We all know that white bread isn’t classed as a superfood. Pick up a loaf of mass produced white bread off a supermarket shelf and you may be confronted with a list of ingredients that you don’t recognise. A satisfying and tasty bread requires only four ingredients and time.
While I don’t consume a lot of flour in my diet, there are times I might want some white bread. I like being able to offer it to our BnB guests as an alternative to our regular bread. There are also times when I want to dunk, dip or spread on something bread. I like Michael Pollan’s advice in “Food Rules“: if you’re going to eat junk food, make it yourself.
This is a very simple recipe to follow and very versatile.
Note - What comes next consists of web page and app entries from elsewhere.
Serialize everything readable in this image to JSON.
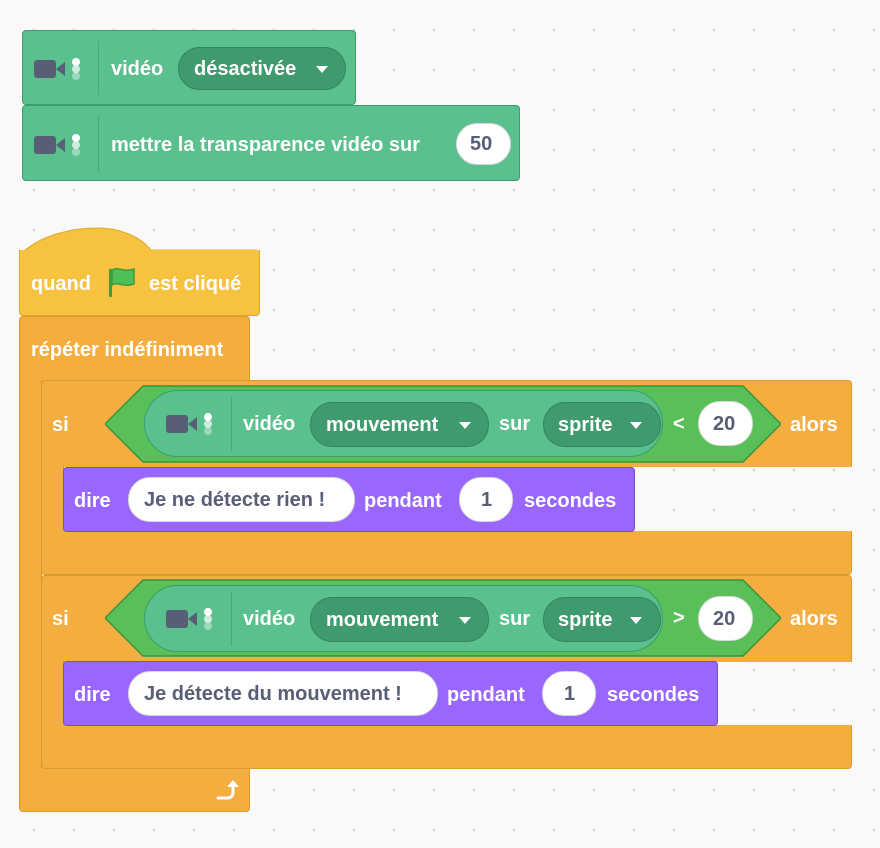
{
  "blocks": {
    "video_toggle": {
      "label": "vidéo",
      "value": "désactivée"
    },
    "transparency": {
      "label": "mettre la transparence vidéo sur",
      "value": "50"
    },
    "hat": {
      "when": "quand",
      "clicked": "est cliqué"
    },
    "forever": {
      "label": "répéter indéfiniment"
    },
    "if1": {
      "si": "si",
      "video": "vidéo",
      "motion": "mouvement",
      "on": "sur",
      "target": "sprite",
      "operator": "<",
      "value": "20",
      "then": "alors",
      "say": {
        "label": "dire",
        "text": "Je ne détecte rien !",
        "for": "pendant",
        "secs": "1",
        "unit": "secondes"
      }
    },
    "if2": {
      "si": "si",
      "video": "vidéo",
      "motion": "mouvement",
      "on": "sur",
      "target": "sprite",
      "operator": ">",
      "value": "20",
      "then": "alors",
      "say": {
        "label": "dire",
        "text": "Je détecte du mouvement !",
        "for": "pendant",
        "secs": "1",
        "unit": "secondes"
      }
    }
  },
  "icons": [
    "video-camera-icon",
    "green-flag-icon",
    "dropdown-caret-icon",
    "loop-arrow-icon"
  ],
  "colors": {
    "extension_green": "#59c08e",
    "control_orange": "#f4ae3f",
    "events_yellow": "#f7c23f",
    "looks_purple": "#9966ff",
    "operator_green": "#59c059"
  }
}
You can see from the photos for this post that I’ve used it to make a range of loaves, including focaccia and mini-loaves, it can even be rolled flat to make a pizza base. The overnight proving gives it a wonderful “sourdough”-like flavour. When made using a mixer it’s super easy and the dough can last in the fridge for 5 days.
- Mixer with a dough hook
- Loaf tins, baking sheet or a pizza stone – depending on your preferred style of bread.
- 8g salt
- 15g yeast
- 900g strong white flour
- 700ml cool water
Add all the ingredients to a mixing bowl – keeping yeast and salt separate. Using your mixer’s dough hook, mix for 12-15 minutes until smooth and stretchy. (It should start clinging to the hook and leave the sides of the bowl clean.) Move it to a container large enough for it to possibly triple in size and cover with clingfilm (or a lid).
Put into the fridge to prove overnight. In the morning, depending on the size of loaf you want to make break off a portion of the dough and shape it on a floured surface and place into a tin (or onto a baking try if you’re making a flatter loaf). The dough will roughly double in size during it’s second proving, which might take about an hour, but will depend on room temperature. Have a quick look at the video below if you want to see how the size of the dough will increase during the second proving.
If you prefer a crispy crust, put a tray of water in the oven when you bake your bread.
Preheat your oven to 240˚C (or 220˚C fan forced).
For small loaves or buns, turn the temperature down by 20˚C after 5 minutes – and cook for a further 10 to 15 minutes.
For a larger loaf turn the temperature after 10 minutes and bake for a further 20 to 30 minutes, depending on the size and shape of your loaf.